**TASK INSTRUCTIONS:**
The expected output is every line of the data exactly as shown, minus the images.

+++

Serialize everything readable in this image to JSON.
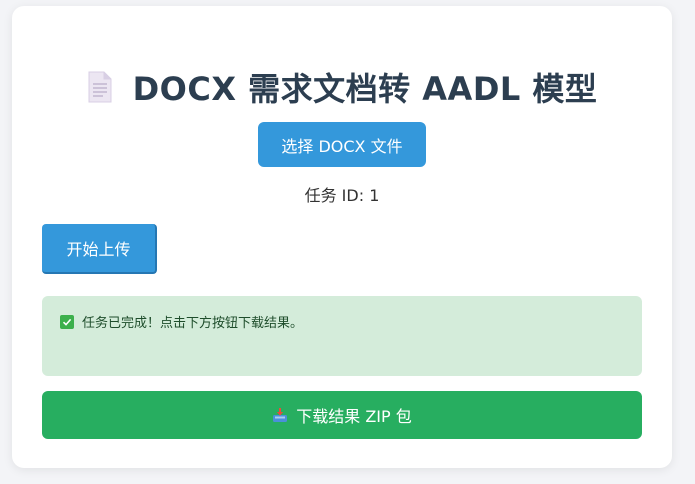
{
  "header": {
    "icon": "document-icon",
    "title": "DOCX 需求文档转 AADL 模型"
  },
  "file_select": {
    "label": "选择 DOCX 文件"
  },
  "task": {
    "id_text": "任务 ID: 1"
  },
  "upload": {
    "label": "开始上传"
  },
  "status": {
    "icon": "check-icon",
    "message": "任务已完成！点击下方按钮下载结果。"
  },
  "download": {
    "icon": "download-tray-icon",
    "label": "下载结果 ZIP 包"
  },
  "colors": {
    "primary": "#3498db",
    "success": "#27ae60",
    "status_bg": "#d4ecda",
    "title": "#2c3e50"
  }
}
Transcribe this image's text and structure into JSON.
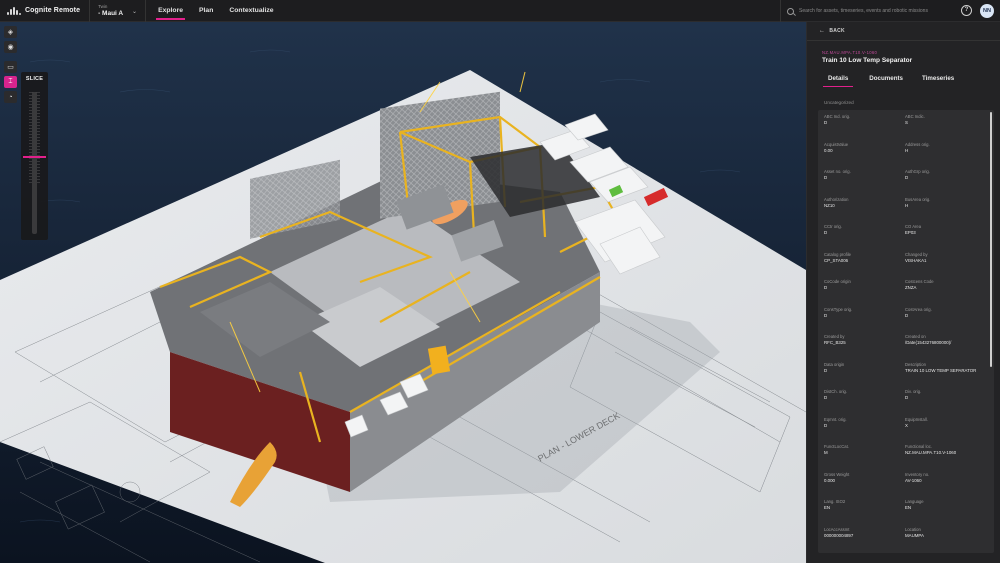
{
  "app": {
    "name": "Cognite Remote"
  },
  "twin": {
    "label": "Twin",
    "value": "- Maui A"
  },
  "nav": {
    "tabs": [
      {
        "label": "Explore"
      },
      {
        "label": "Plan"
      },
      {
        "label": "Contextualize"
      }
    ],
    "active": "Explore"
  },
  "search": {
    "placeholder": "Search for assets, timeseries, events and robotic missions"
  },
  "user": {
    "initials": "NN"
  },
  "slice": {
    "title": "SLICE",
    "level": 0.45
  },
  "panel": {
    "back_label": "BACK",
    "asset_code": "NZ.MAU.MPA.T10.V-1060",
    "asset_title": "Train 10 Low Temp Separator",
    "tabs": [
      {
        "label": "Details"
      },
      {
        "label": "Documents"
      },
      {
        "label": "Timeseries"
      }
    ],
    "active_tab": "Details",
    "section": "Uncategorized",
    "fields": [
      {
        "label": "ABC Ind. orig.",
        "value": "D"
      },
      {
        "label": "ABC Indic.",
        "value": "S"
      },
      {
        "label": "AcquistValue",
        "value": "0.00"
      },
      {
        "label": "Address orig.",
        "value": "H"
      },
      {
        "label": "Asset no. orig.",
        "value": "D"
      },
      {
        "label": "AuthGrp orig.",
        "value": "D"
      },
      {
        "label": "Authorization",
        "value": "NZ10"
      },
      {
        "label": "BusArea orig.",
        "value": "H"
      },
      {
        "label": "CCtr orig.",
        "value": "D"
      },
      {
        "label": "CO Area",
        "value": "EP03"
      },
      {
        "label": "Catalog profile",
        "value": "CP_STA006"
      },
      {
        "label": "Changed by",
        "value": "VISHAKA1"
      },
      {
        "label": "CoCode origin",
        "value": "D"
      },
      {
        "label": "Costcens Code",
        "value": "ZNZA"
      },
      {
        "label": "ConsType orig.",
        "value": "D"
      },
      {
        "label": "CostArea orig.",
        "value": "D"
      },
      {
        "label": "Created by",
        "value": "RFC_B325"
      },
      {
        "label": "Created on",
        "value": "/Date(1543276800000)/"
      },
      {
        "label": "Data origin",
        "value": "D"
      },
      {
        "label": "Description",
        "value": "TRAIN 10 LOW TEMP SEPARATOR"
      },
      {
        "label": "DistCh. orig.",
        "value": "D"
      },
      {
        "label": "Div. orig.",
        "value": "D"
      },
      {
        "label": "Eqmnt. orig.",
        "value": "D"
      },
      {
        "label": "EquipInstall.",
        "value": "X"
      },
      {
        "label": "FunctLocCat.",
        "value": "M"
      },
      {
        "label": "Functional loc.",
        "value": "NZ.MAU.MPA.T10.V-1060"
      },
      {
        "label": "Gross Weight",
        "value": "0.000"
      },
      {
        "label": "Inventory no.",
        "value": "AV-1060"
      },
      {
        "label": "Lang. ISO2",
        "value": "EN"
      },
      {
        "label": "Language",
        "value": "EN"
      },
      {
        "label": "LocAccAssmt",
        "value": "000000004897"
      },
      {
        "label": "Location",
        "value": "MAUMPA"
      }
    ]
  },
  "scene": {
    "drawing_title": "PLAN - LOWER DECK"
  },
  "colors": {
    "accent": "#e2208c",
    "panel_bg": "#232325",
    "topbar_bg": "#1d1d1f"
  }
}
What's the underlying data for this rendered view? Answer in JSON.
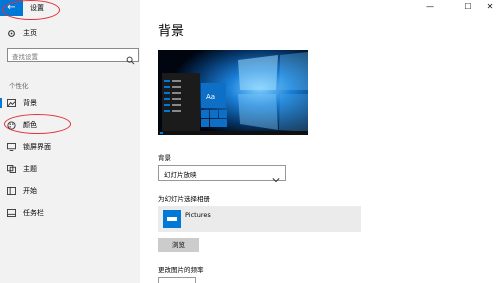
{
  "app": {
    "title": "设置",
    "back_icon": "back-arrow-icon"
  },
  "window": {
    "minimize": "—",
    "maximize": "☐",
    "close": "✕"
  },
  "sidebar": {
    "home": "主页",
    "search_placeholder": "查找设置",
    "section": "个性化",
    "items": [
      {
        "label": "背景",
        "icon": "image-icon",
        "active": true
      },
      {
        "label": "颜色",
        "icon": "palette-icon",
        "active": false
      },
      {
        "label": "锁屏界面",
        "icon": "lock-screen-icon",
        "active": false
      },
      {
        "label": "主题",
        "icon": "theme-icon",
        "active": false
      },
      {
        "label": "开始",
        "icon": "start-icon",
        "active": false
      },
      {
        "label": "任务栏",
        "icon": "taskbar-icon",
        "active": false
      }
    ]
  },
  "main": {
    "title": "背景",
    "preview": {
      "tile_text": "Aa"
    },
    "background_label": "背景",
    "background_value": "幻灯片放映",
    "album_label": "为幻灯片选择相册",
    "album_name": "Pictures",
    "browse_label": "浏览",
    "frequency_label": "更改图片的频率"
  },
  "colors": {
    "accent": "#0078d7",
    "sidebar_bg": "#f2f2f2",
    "annotation": "#e0303a"
  }
}
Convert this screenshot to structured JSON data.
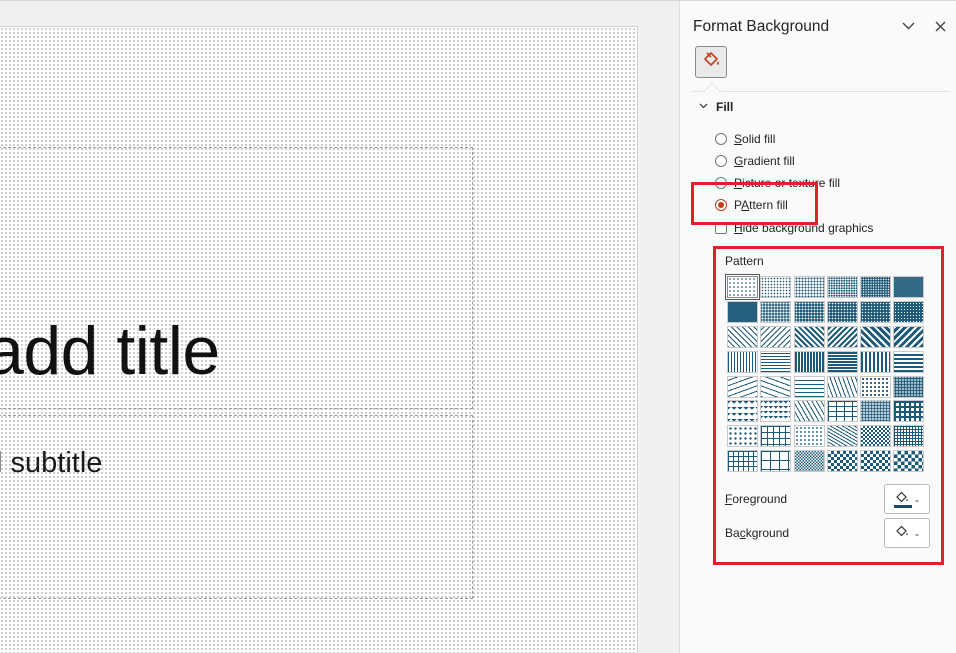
{
  "slide": {
    "title_text": "add title",
    "subtitle_text": "l subtitle"
  },
  "pane": {
    "title": "Format Background",
    "collapse_icon": "chevron-down-icon",
    "close_icon": "close-icon",
    "tab_icon": "paint-bucket-icon",
    "section": "Fill",
    "fill_options": [
      {
        "label": "Solid fill",
        "accel": "S",
        "rest": "olid fill",
        "selected": false
      },
      {
        "label": "Gradient fill",
        "accel": "G",
        "rest": "radient fill",
        "selected": false
      },
      {
        "label": "Picture or texture fill",
        "accel": "P",
        "rest": "icture or texture fill",
        "selected": false
      },
      {
        "label": "Pattern fill",
        "accel": "A",
        "pre": "P",
        "rest": "ttern fill",
        "selected": true
      }
    ],
    "hide_graphics": {
      "accel": "H",
      "rest": "ide background graphics",
      "checked": false
    },
    "pattern_label": "Pattern",
    "foreground": {
      "pre": "",
      "accel": "F",
      "rest": "oreground",
      "color": "#1a4a6b"
    },
    "background": {
      "pre": "Ba",
      "accel": "c",
      "rest": "kground",
      "color": "#ffffff"
    }
  },
  "colors": {
    "pattern_fg": "#1d5a7a",
    "highlight": "#e0202b",
    "accent": "#c43e1c"
  }
}
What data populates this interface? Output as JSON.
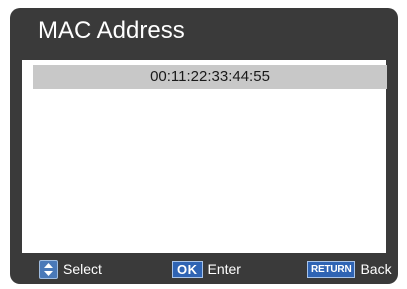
{
  "screen": {
    "title": "MAC Address"
  },
  "list": {
    "items": [
      {
        "label": "00:11:22:33:44:55",
        "selected": true
      }
    ]
  },
  "footer": {
    "select": {
      "icon": "updown-arrows-icon",
      "label": "Select"
    },
    "enter": {
      "key": "OK",
      "label": "Enter"
    },
    "back": {
      "key": "RETURN",
      "label": "Back"
    }
  },
  "colors": {
    "frame": "#3a3a3a",
    "panel": "#ffffff",
    "selection": "#c8c8c8",
    "key_blue": "#2f64b4"
  }
}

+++

**REPLY TO THE EXERCISE:**
Serialize everything readable in this image to JSON.
{
  "header": {
    "icon": "document-icon",
    "title": "DOCX 需求文档转 AADL 模型"
  },
  "file_select": {
    "label": "选择 DOCX 文件"
  },
  "task": {
    "id_text": "任务 ID: 1"
  },
  "upload": {
    "label": "开始上传"
  },
  "status": {
    "icon": "check-icon",
    "message": "任务已完成！点击下方按钮下载结果。"
  },
  "download": {
    "icon": "download-tray-icon",
    "label": "下载结果 ZIP 包"
  },
  "colors": {
    "primary": "#3498db",
    "success": "#27ae60",
    "status_bg": "#d4ecda",
    "title": "#2c3e50"
  }
}
Transcribe this image's text and structure into JSON.
{
  "app": {
    "name": "Cognite Remote"
  },
  "twin": {
    "label": "Twin",
    "value": "- Maui A"
  },
  "nav": {
    "tabs": [
      {
        "label": "Explore"
      },
      {
        "label": "Plan"
      },
      {
        "label": "Contextualize"
      }
    ],
    "active": "Explore"
  },
  "search": {
    "placeholder": "Search for assets, timeseries, events and robotic missions"
  },
  "user": {
    "initials": "NN"
  },
  "slice": {
    "title": "SLICE",
    "level": 0.45
  },
  "panel": {
    "back_label": "BACK",
    "asset_code": "NZ.MAU.MPA.T10.V-1060",
    "asset_title": "Train 10 Low Temp Separator",
    "tabs": [
      {
        "label": "Details"
      },
      {
        "label": "Documents"
      },
      {
        "label": "Timeseries"
      }
    ],
    "active_tab": "Details",
    "section": "Uncategorized",
    "fields": [
      {
        "label": "ABC Ind. orig.",
        "value": "D"
      },
      {
        "label": "ABC Indic.",
        "value": "S"
      },
      {
        "label": "AcquistValue",
        "value": "0.00"
      },
      {
        "label": "Address orig.",
        "value": "H"
      },
      {
        "label": "Asset no. orig.",
        "value": "D"
      },
      {
        "label": "AuthGrp orig.",
        "value": "D"
      },
      {
        "label": "Authorization",
        "value": "NZ10"
      },
      {
        "label": "BusArea orig.",
        "value": "H"
      },
      {
        "label": "CCtr orig.",
        "value": "D"
      },
      {
        "label": "CO Area",
        "value": "EP03"
      },
      {
        "label": "Catalog profile",
        "value": "CP_STA006"
      },
      {
        "label": "Changed by",
        "value": "VISHAKA1"
      },
      {
        "label": "CoCode origin",
        "value": "D"
      },
      {
        "label": "Costcens Code",
        "value": "ZNZA"
      },
      {
        "label": "ConsType orig.",
        "value": "D"
      },
      {
        "label": "CostArea orig.",
        "value": "D"
      },
      {
        "label": "Created by",
        "value": "RFC_B325"
      },
      {
        "label": "Created on",
        "value": "/Date(1543276800000)/"
      },
      {
        "label": "Data origin",
        "value": "D"
      },
      {
        "label": "Description",
        "value": "TRAIN 10 LOW TEMP SEPARATOR"
      },
      {
        "label": "DistCh. orig.",
        "value": "D"
      },
      {
        "label": "Div. orig.",
        "value": "D"
      },
      {
        "label": "Eqmnt. orig.",
        "value": "D"
      },
      {
        "label": "EquipInstall.",
        "value": "X"
      },
      {
        "label": "FunctLocCat.",
        "value": "M"
      },
      {
        "label": "Functional loc.",
        "value": "NZ.MAU.MPA.T10.V-1060"
      },
      {
        "label": "Gross Weight",
        "value": "0.000"
      },
      {
        "label": "Inventory no.",
        "value": "AV-1060"
      },
      {
        "label": "Lang. ISO2",
        "value": "EN"
      },
      {
        "label": "Language",
        "value": "EN"
      },
      {
        "label": "LocAccAssmt",
        "value": "000000004897"
      },
      {
        "label": "Location",
        "value": "MAUMPA"
      }
    ]
  },
  "scene": {
    "drawing_title": "PLAN - LOWER DECK"
  },
  "colors": {
    "accent": "#e2208c",
    "panel_bg": "#232325",
    "topbar_bg": "#1d1d1f"
  }
}
What's the underlying data for this rendered view? Answer in JSON.
{
  "app": {
    "title": "设置",
    "back_icon": "back-arrow-icon"
  },
  "window": {
    "minimize": "—",
    "maximize": "☐",
    "close": "✕"
  },
  "sidebar": {
    "home": "主页",
    "search_placeholder": "查找设置",
    "section": "个性化",
    "items": [
      {
        "label": "背景",
        "icon": "image-icon",
        "active": true
      },
      {
        "label": "颜色",
        "icon": "palette-icon",
        "active": false
      },
      {
        "label": "锁屏界面",
        "icon": "lock-screen-icon",
        "active": false
      },
      {
        "label": "主题",
        "icon": "theme-icon",
        "active": false
      },
      {
        "label": "开始",
        "icon": "start-icon",
        "active": false
      },
      {
        "label": "任务栏",
        "icon": "taskbar-icon",
        "active": false
      }
    ]
  },
  "main": {
    "title": "背景",
    "preview": {
      "tile_text": "Aa"
    },
    "background_label": "背景",
    "background_value": "幻灯片放映",
    "album_label": "为幻灯片选择相册",
    "album_name": "Pictures",
    "browse_label": "浏览",
    "frequency_label": "更改图片的频率"
  },
  "colors": {
    "accent": "#0078d7",
    "sidebar_bg": "#f2f2f2",
    "annotation": "#e0303a"
  }
}
Convert this screenshot to structured JSON data.
{
  "slide": {
    "title_text": "add title",
    "subtitle_text": "l subtitle"
  },
  "pane": {
    "title": "Format Background",
    "collapse_icon": "chevron-down-icon",
    "close_icon": "close-icon",
    "tab_icon": "paint-bucket-icon",
    "section": "Fill",
    "fill_options": [
      {
        "label": "Solid fill",
        "accel": "S",
        "rest": "olid fill",
        "selected": false
      },
      {
        "label": "Gradient fill",
        "accel": "G",
        "rest": "radient fill",
        "selected": false
      },
      {
        "label": "Picture or texture fill",
        "accel": "P",
        "rest": "icture or texture fill",
        "selected": false
      },
      {
        "label": "Pattern fill",
        "accel": "A",
        "pre": "P",
        "rest": "ttern fill",
        "selected": true
      }
    ],
    "hide_graphics": {
      "accel": "H",
      "rest": "ide background graphics",
      "checked": false
    },
    "pattern_label": "Pattern",
    "foreground": {
      "pre": "",
      "accel": "F",
      "rest": "oreground",
      "color": "#1a4a6b"
    },
    "background": {
      "pre": "Ba",
      "accel": "c",
      "rest": "kground",
      "color": "#ffffff"
    }
  },
  "colors": {
    "pattern_fg": "#1d5a7a",
    "highlight": "#e0202b",
    "accent": "#c43e1c"
  }
}
What data populates this interface? Output as JSON.
{
  "screen": {
    "title": "MAC Address"
  },
  "list": {
    "items": [
      {
        "label": "00:11:22:33:44:55",
        "selected": true
      }
    ]
  },
  "footer": {
    "select": {
      "icon": "updown-arrows-icon",
      "label": "Select"
    },
    "enter": {
      "key": "OK",
      "label": "Enter"
    },
    "back": {
      "key": "RETURN",
      "label": "Back"
    }
  },
  "colors": {
    "frame": "#3a3a3a",
    "panel": "#ffffff",
    "selection": "#c8c8c8",
    "key_blue": "#2f64b4"
  }
}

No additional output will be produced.